## Entries from a dataset of interfaces

———

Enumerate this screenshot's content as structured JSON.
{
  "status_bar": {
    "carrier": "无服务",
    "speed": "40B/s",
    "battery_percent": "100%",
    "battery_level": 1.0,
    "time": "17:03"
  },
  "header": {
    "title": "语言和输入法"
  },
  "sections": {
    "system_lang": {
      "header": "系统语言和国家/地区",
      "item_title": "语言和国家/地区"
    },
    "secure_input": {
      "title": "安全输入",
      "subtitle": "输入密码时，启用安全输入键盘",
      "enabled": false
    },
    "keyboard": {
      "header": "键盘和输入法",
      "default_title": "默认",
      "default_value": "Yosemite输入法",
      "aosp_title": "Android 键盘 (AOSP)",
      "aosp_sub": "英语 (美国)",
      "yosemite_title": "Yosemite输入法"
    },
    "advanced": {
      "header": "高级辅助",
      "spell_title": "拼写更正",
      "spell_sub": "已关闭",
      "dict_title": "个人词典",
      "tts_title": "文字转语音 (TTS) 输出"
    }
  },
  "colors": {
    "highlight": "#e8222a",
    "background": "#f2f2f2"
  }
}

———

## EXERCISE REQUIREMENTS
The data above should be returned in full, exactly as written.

## RESPONSE BELOW
Enumerate this screenshot's content as structured JSON.
{
  "status_bar": {
    "carrier": "无服务",
    "speed": "40B/s",
    "battery_percent": "100%",
    "battery_level": 1.0,
    "time": "17:03"
  },
  "header": {
    "title": "语言和输入法"
  },
  "sections": {
    "system_lang": {
      "header": "系统语言和国家/地区",
      "item_title": "语言和国家/地区"
    },
    "secure_input": {
      "title": "安全输入",
      "subtitle": "输入密码时，启用安全输入键盘",
      "enabled": false
    },
    "keyboard": {
      "header": "键盘和输入法",
      "default_title": "默认",
      "default_value": "Yosemite输入法",
      "aosp_title": "Android 键盘 (AOSP)",
      "aosp_sub": "英语 (美国)",
      "yosemite_title": "Yosemite输入法"
    },
    "advanced": {
      "header": "高级辅助",
      "spell_title": "拼写更正",
      "spell_sub": "已关闭",
      "dict_title": "个人词典",
      "tts_title": "文字转语音 (TTS) 输出"
    }
  },
  "colors": {
    "highlight": "#e8222a",
    "background": "#f2f2f2"
  }
}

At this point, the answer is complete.